Is it better to start with medication treatment and add behavior therapy if needed? Or, should behavior therapy come first with medication added if the child’s response is not sufficient? Or, is it always preferable to begin with combined treatment? Does the order in which treatment begins even make a difference?
How might our actions change if we are open to accepting that certain behaviors displayed by children and adolescents (and adults) are not rooted in laziness or a lack of trying but rather represent an often desperate attempt to avoid failure, humiliation, and emotional exhaustion in what is perceived to be a less than supportive environment?
Stress is a physical and emotional reaction that people experience as they encounter challenges in life. When youâ€™re under stress, your body reacts by releasing hormones that produce the â€œfight-or-flightâ€ response. Your heart rate, breathing rate, and blood pressure go up, your muscles tense, and you sweat more. Occasional stress is a normal coping mechanism. However, long-term stress (also called chronic stress) may contribute to or worsen a range of health problems including digestive disorders, headaches, sleep disorders, and other symptoms. Stress may worsen asthma and has been linked to depression, anxiety, and other mental illnesses.
Although medication treatment for ADHD has been shown to significantly reduce core ADHD symptoms in hundreds of studies, important concerns remain about it being prescribed inappropriately to children and teens who do not have ADHD. There is also evidence that many youth with ADHD who could potentially benefit from medication treatment do not receive it, and may realize poorer outcomes in as a result.
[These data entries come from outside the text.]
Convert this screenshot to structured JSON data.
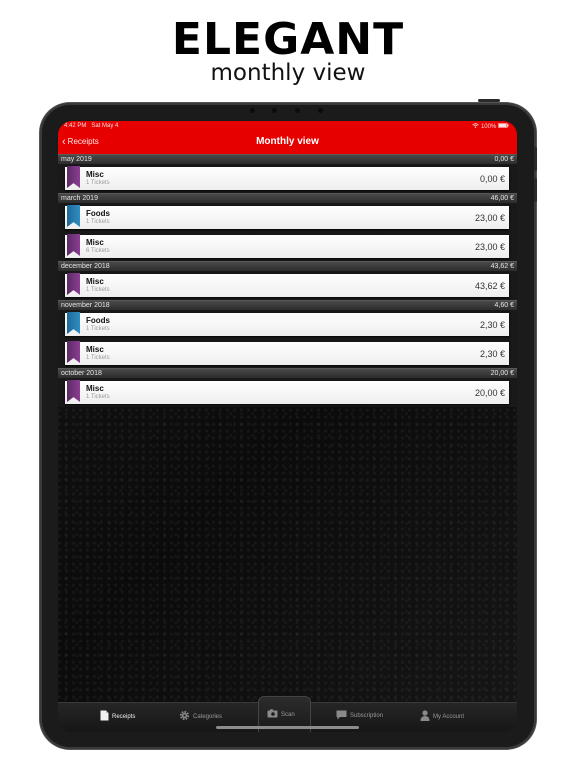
{
  "promo": {
    "title": "ELEGANT",
    "subtitle": "monthly view"
  },
  "status_bar": {
    "time": "4:42 PM",
    "date": "Sat May 4",
    "battery": "100%"
  },
  "navbar": {
    "back_label": "Receipts",
    "title": "Monthly view",
    "color": "#e60000"
  },
  "sections": [
    {
      "month": "may 2019",
      "total": "0,00 €",
      "rows": [
        {
          "category": "Misc",
          "tickets": "1 Tickets",
          "amount": "0,00 €",
          "color": "misc"
        }
      ]
    },
    {
      "month": "march 2019",
      "total": "46,00 €",
      "rows": [
        {
          "category": "Foods",
          "tickets": "1 Tickets",
          "amount": "23,00 €",
          "color": "foods"
        },
        {
          "category": "Misc",
          "tickets": "6 Tickets",
          "amount": "23,00 €",
          "color": "misc"
        }
      ]
    },
    {
      "month": "december 2018",
      "total": "43,62 €",
      "rows": [
        {
          "category": "Misc",
          "tickets": "1 Tickets",
          "amount": "43,62 €",
          "color": "misc"
        }
      ]
    },
    {
      "month": "november 2018",
      "total": "4,60 €",
      "rows": [
        {
          "category": "Foods",
          "tickets": "1 Tickets",
          "amount": "2,30 €",
          "color": "foods"
        },
        {
          "category": "Misc",
          "tickets": "1 Tickets",
          "amount": "2,30 €",
          "color": "misc"
        }
      ]
    },
    {
      "month": "october 2018",
      "total": "20,00 €",
      "rows": [
        {
          "category": "Misc",
          "tickets": "1 Tickets",
          "amount": "20,00 €",
          "color": "misc"
        }
      ]
    }
  ],
  "tabs": {
    "receipts": "Receipts",
    "categories": "Categories",
    "scan": "Scan",
    "subscription": "Subscription",
    "account": "My Account"
  },
  "icons": {
    "back": "chevron-left-icon",
    "receipts": "document-icon",
    "categories": "gear-icon",
    "scan": "camera-icon",
    "subscription": "chat-bubble-icon",
    "account": "person-icon",
    "wifi": "wifi-icon",
    "battery": "battery-icon"
  },
  "colors": {
    "misc": "#7a3583",
    "foods": "#2a80b5"
  }
}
Telemental health is the use of telecommunications or videoconferencing technology to provide mental health services. It is sometimes referred to as telepsychiatry or telepsychology. Research suggests that telemental health services can be effective for many people, including, but not limited to those with attention-deficit/hyperactivity disorder (ADHD), post-traumatic stress disorder (PTSD), depression, and anxiety.